As its name implies, this program teaches reading through “sight and sound.” A child needs to know basic phonics before beginning the program, and I highly recommend covering the Word Ladders Handbook before beginning the core program. Because the core program itself teaches the 250 basic sight words, there is no phonics or blending work that happens during these lessons.
My personal opinion is that children need a good phonics foundation before learning sight words, so I wouldn’t recommend jumping into the main Sight and Sound Reading program before laying that foundation. As I said, the Word Ladders Handbook is a perfect bridge between phonics and learning the sight words through the core program. Mrs. Karle also offers a Sight and Sound Reading Alphabet for teaching the upper and lowercase letters and phonics if your child needs to start at the beginning.
Overall, I am very pleased with this program and am enjoying working through it with my son. The daily lessons are short – about 15 minutes – and we can repeat them or simply look at the student page together multiple times in a day to help reinforce the new words. The colorful pictures and fun stories keep my son interested and help him want to do more lessons.
Stay tuned – we’ll be having a Sight and Sound Reading Facebook party with prizes very soon!

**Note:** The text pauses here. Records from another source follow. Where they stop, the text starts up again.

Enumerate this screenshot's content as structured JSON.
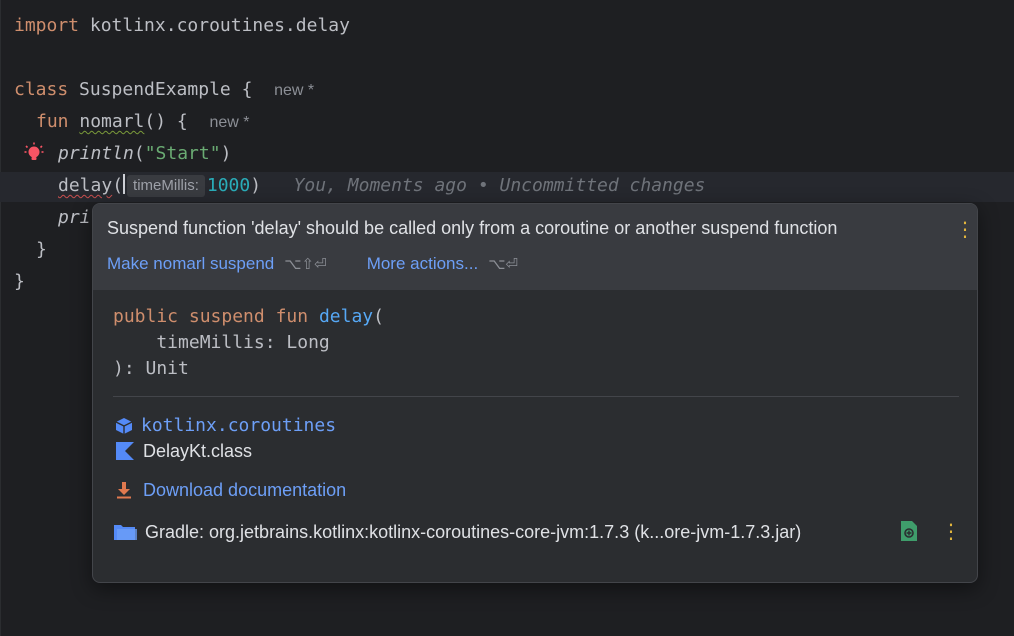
{
  "editor": {
    "lines": {
      "import_kw": "import",
      "import_path": " kotlinx.coroutines.delay",
      "class_kw": "class",
      "class_name": " SuspendExample {",
      "class_hint": "new",
      "class_hint_star": " *",
      "fun_kw": "fun",
      "fun_name": "nomarl",
      "fun_sig": "() {",
      "fun_hint": "new",
      "fun_hint_star": " *",
      "println_call": "println",
      "println_open": "(",
      "println_str": "\"Start\"",
      "println_close": ")",
      "delay_call": "delay",
      "delay_open": "(",
      "param_hint": "timeMillis:",
      "delay_arg": "1000",
      "delay_close": ")",
      "blame": "You, Moments ago • Uncommitted changes",
      "print_partial": "pri",
      "close_fun": "}",
      "close_class": "}"
    }
  },
  "popup": {
    "problem": "Suspend function 'delay' should be called only from a coroutine or another suspend function",
    "actions": [
      {
        "label": "Make nomarl suspend",
        "shortcut": "⌥⇧⏎"
      },
      {
        "label": "More actions...",
        "shortcut": "⌥⏎"
      }
    ],
    "signature": {
      "kw1": "public",
      "kw2": "suspend",
      "kw3": "fun",
      "fn": "delay",
      "open": "(",
      "param": "    timeMillis: Long",
      "close": "): Unit"
    },
    "package": "kotlinx.coroutines",
    "class_file": "DelayKt.class",
    "download": "Download documentation",
    "gradle": "Gradle: org.jetbrains.kotlinx:kotlinx-coroutines-core-jvm:1.7.3 (k...ore-jvm-1.7.3.jar)"
  },
  "colors": {
    "background": "#1e1f22",
    "keyword": "#cf8e6d",
    "string": "#6aab73",
    "number": "#2aacb8",
    "link": "#6d9ff7",
    "menu_dots": "#e2b53d"
  }
}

Cindy and her husband, Jon, live in beautiful West Virginia with their three sons – Nick, age 12, James, age 9, and Robert, age 5. They homeschool with a relaxed, eclectic style and enjoy reading great books together as a family, geocaching, and visiting historic and scenic places. Along with knitting, baking, and working crossword puzzles, Cindy loves geography and is the author of Expedition Earth: My Passport to the World. Visit her blog at Fenced in Family.